The European Commission now mandates day time running lights (DRLs) and due to their benefits LEDs are almost exclusively used for this purpose; they now have an even brighter outlook. By Michael Weitz, System Engineer, TI.
Today, LED technology is rarely used for low- and high-beam lights but it is expected that the percentage of vehicles with so-called full-LED headlights will increase. Besides the purely aesthetic freedom of design offered by LEDs, this technological shift will enable the introduction of enhanced adaptive lighting systems, also known as Adaptive Frontlight Systems (AFS).
LEDs used in vehicles require electronic monitoring and control systems which will eventually lead to dramatic changes in vehicle system architectures. Existing vehicles that are currently equipped with LED lighting may still have a body ECU from the previous generation. The LED driver electronics in the headlight must therefore be adapted to the conditions of the existing architecture. For instance, it may be necessary to generate an additional load current. Otherwise, the significantly lower current consumption of the LEDs might violate the ECU’s diagnosis thresholds which were set for incandescent lamps. The LED driver circuitry, in turn, must adapt its regulation parameters to the binning of the LEDs and their operating temperature in order to avoid any visible colour shifts between the headlights and other lighting functions.
Figure 1: ECU communicating with the Light Control Unit (LCU)
The future architecture is depicted in Figure 1. In this configuration, a Body ECU designed for LED headlights communicates with the Light Control Unit (LCU). LED diagnosis is performed by the LCU. There are no switched lines leading to the headlight, which has its own connection to the vehicle’s 12V electrical system instead. The use of a microcontroller results in much more flexibility for controlling the LEDs depending on binning and temperature.
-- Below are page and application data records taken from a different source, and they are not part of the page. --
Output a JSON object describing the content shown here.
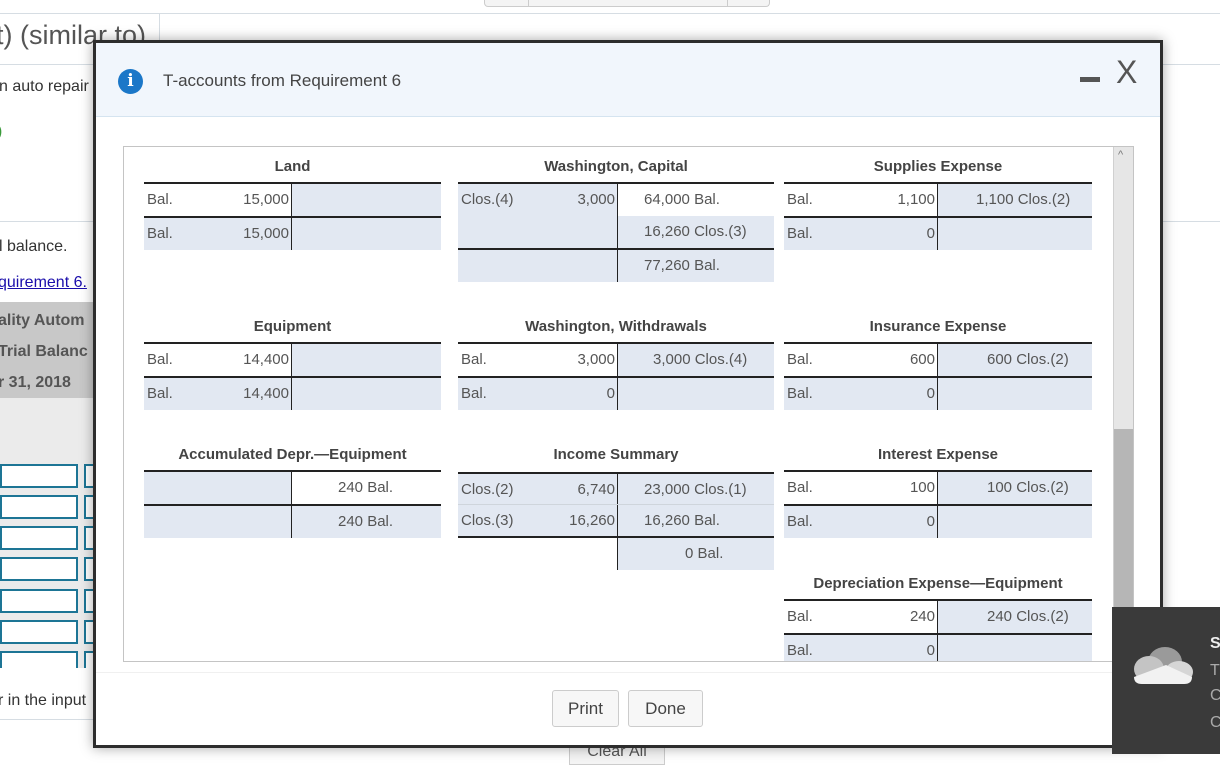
{
  "background": {
    "title_fragment": "t) (similar to)",
    "intro_fragment": "n auto repair",
    "paren_fragment": ")",
    "balance_fragment": "l balance.",
    "link_fragment": "quirement 6.",
    "trial_balance_header": [
      "ality Autom",
      "Trial Balanc",
      "r 31, 2018"
    ],
    "bottom_fragment": "r in the input",
    "clear_all_label": "Clear All"
  },
  "modal": {
    "title": "T-accounts from Requirement 6",
    "icons": {
      "info": "info-icon",
      "minimize": "minimize-icon",
      "close": "close-icon"
    },
    "info_glyph": "i",
    "close_glyph": "X",
    "buttons": {
      "print": "Print",
      "done": "Done"
    }
  },
  "accounts": {
    "land": {
      "title": "Land",
      "rows": [
        {
          "ll": "Bal.",
          "la": "15,000",
          "ra": "",
          "rl": ""
        },
        {
          "ll": "Bal.",
          "la": "15,000",
          "ra": "",
          "rl": ""
        }
      ]
    },
    "capital": {
      "title": "Washington, Capital",
      "rows": [
        {
          "ll": "Clos.(4)",
          "la": "3,000",
          "ra": "64,000",
          "rl": "Bal."
        },
        {
          "ll": "",
          "la": "",
          "ra": "16,260",
          "rl": "Clos.(3)"
        },
        {
          "ll": "",
          "la": "",
          "ra": "77,260",
          "rl": "Bal."
        }
      ]
    },
    "supplies": {
      "title": "Supplies Expense",
      "rows": [
        {
          "ll": "Bal.",
          "la": "1,100",
          "ra": "1,100",
          "rl": "Clos.(2)"
        },
        {
          "ll": "Bal.",
          "la": "0",
          "ra": "",
          "rl": ""
        }
      ]
    },
    "equipment": {
      "title": "Equipment",
      "rows": [
        {
          "ll": "Bal.",
          "la": "14,400",
          "ra": "",
          "rl": ""
        },
        {
          "ll": "Bal.",
          "la": "14,400",
          "ra": "",
          "rl": ""
        }
      ]
    },
    "withdrawals": {
      "title": "Washington, Withdrawals",
      "rows": [
        {
          "ll": "Bal.",
          "la": "3,000",
          "ra": "3,000",
          "rl": "Clos.(4)"
        },
        {
          "ll": "Bal.",
          "la": "0",
          "ra": "",
          "rl": ""
        }
      ]
    },
    "insurance": {
      "title": "Insurance Expense",
      "rows": [
        {
          "ll": "Bal.",
          "la": "600",
          "ra": "600",
          "rl": "Clos.(2)"
        },
        {
          "ll": "Bal.",
          "la": "0",
          "ra": "",
          "rl": ""
        }
      ]
    },
    "accum_depr": {
      "title": "Accumulated Depr.—Equipment",
      "rows": [
        {
          "ll": "",
          "la": "",
          "ra": "240",
          "rl": "Bal."
        },
        {
          "ll": "",
          "la": "",
          "ra": "240",
          "rl": "Bal."
        }
      ]
    },
    "income_summary": {
      "title": "Income Summary",
      "rows": [
        {
          "ll": "Clos.(2)",
          "la": "6,740",
          "ra": "23,000",
          "rl": "Clos.(1)"
        },
        {
          "ll": "Clos.(3)",
          "la": "16,260",
          "ra": "16,260",
          "rl": "Bal."
        },
        {
          "ll": "",
          "la": "",
          "ra": "0",
          "rl": "Bal."
        }
      ]
    },
    "interest": {
      "title": "Interest Expense",
      "rows": [
        {
          "ll": "Bal.",
          "la": "100",
          "ra": "100",
          "rl": "Clos.(2)"
        },
        {
          "ll": "Bal.",
          "la": "0",
          "ra": "",
          "rl": ""
        }
      ]
    },
    "depr_expense": {
      "title": "Depreciation Expense—Equipment",
      "rows": [
        {
          "ll": "Bal.",
          "la": "240",
          "ra": "240",
          "rl": "Clos.(2)"
        },
        {
          "ll": "Bal.",
          "la": "0",
          "ra": "",
          "rl": ""
        }
      ]
    }
  },
  "toast": {
    "icon": "onedrive-cloud-icon",
    "lines": [
      "S",
      "T",
      "C",
      "C"
    ]
  }
}
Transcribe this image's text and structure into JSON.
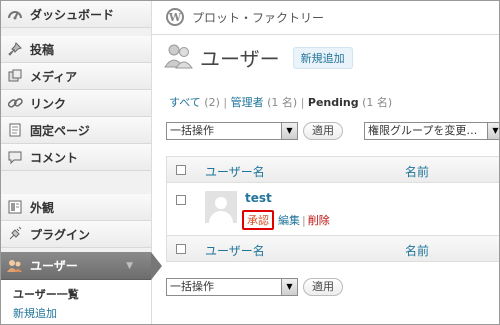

As mentioned above, a variety of new opportunities and functions is enabled for LED-based adaptive headlight systems. In addition to the standard light functions including marker lights, high beam, low beam and turn signals, new functions including bending lights, highway headlights or glare-free high beam (matrix lights) become available. Furthermore, Advanced Driver Assistance Systems (ADAS) control additional functions like infrared beams for night-vision systems.
Lighting functions in LED-based headlights are usually implemented using multiple LEDs for each purpose. These can be organised as long serial LED strings or shorter LED strings driven in parallel. As the main light function demands a lot of power and high currents, a switched LED driver is required in order to minimise the losses occurring within the driver. Common topologies and circuit components are depicted in Figure 2.
Figure 2: LED driver topologies
A step-down (buck) converter is the topology of choice whenever the LED string’s forward voltage is always lower than the minimum voltage of the vehicle’s electrical system. If very long LED strings are used, a step-up (boost) converter can be used instead. In all other cases, the forward voltage of the LED string may be higher or lower than the voltage of the electrical system, mandating the use of topologies capable of operating in the buck or boost mode (boost-to-battery, buck-boost, SEPIC, flyback).
Figure 3: Different positions for the current-sense resistors
In addition, it must be determined where the current will be sensed for the control function (see Figure 3). In most cases, the LEDs will not be mounted on the PCB. It will thus be better to provide a common ground connection for the cathode side of multiple LED strings, eliminating many wires leading to the PCB. In addition, a short to ground at the anode side of an LED string can be controlled much easier using this configuration.
Additional options are available for the overall architecture of the driver circuit. For instance, the headlight can be implemented with a single-stage or a two-stage driver circuit. In the single-stage version illustrated in Figure 4, there is only one switch-mode controller stage between the supply voltage and the LED string. Each LED string can then be operated with the controller topology optimally suited for the specific application. This is the preferable solution considering the efficiency of the overall solution.
Figure 4: Single-stage LED driver circuit
A different two-stage approach is shown in Figure 5. Boosting the voltage of the electrical system in the first stage enables the use of a single buck topology for all lighting functions. It is therefore possible to use a modular architecture based on identical buck converters for different LED strings. This also enables a more universal use of the LCU.
Figure 5: Two-stage LED driver circuit
A wide portfolio of standard LED drivers is readily available for the variants and options mentioned above. Some of these drivers are implemented as converters with on-chip power transistors, while others are implemented as controllers providing on-chip drivers for external power transistors. In addition to the switched LED drivers, a selection of linear LED drivers is available for low-current lighting functions which will typically be used for interior lighting or rear lights.
Control and diagnosis functions will be migrated from the central control unit to the control units of the new LED headlights. While LED-based headlights require more electronic control functionality, they provide additional opportunities and more freedom of design. LED driver components for these new applications are readily available. A well-designed architecture must be adapted to the specific requirements of each system.
Author profile: Michael Weitz is the System Engineer - ASSP, EMEA Sales & Marketing for Texas Instruments. Weitz has been with TI for over 15 years, holding several technical positions. His main focus now is on automotive power and lighting applications.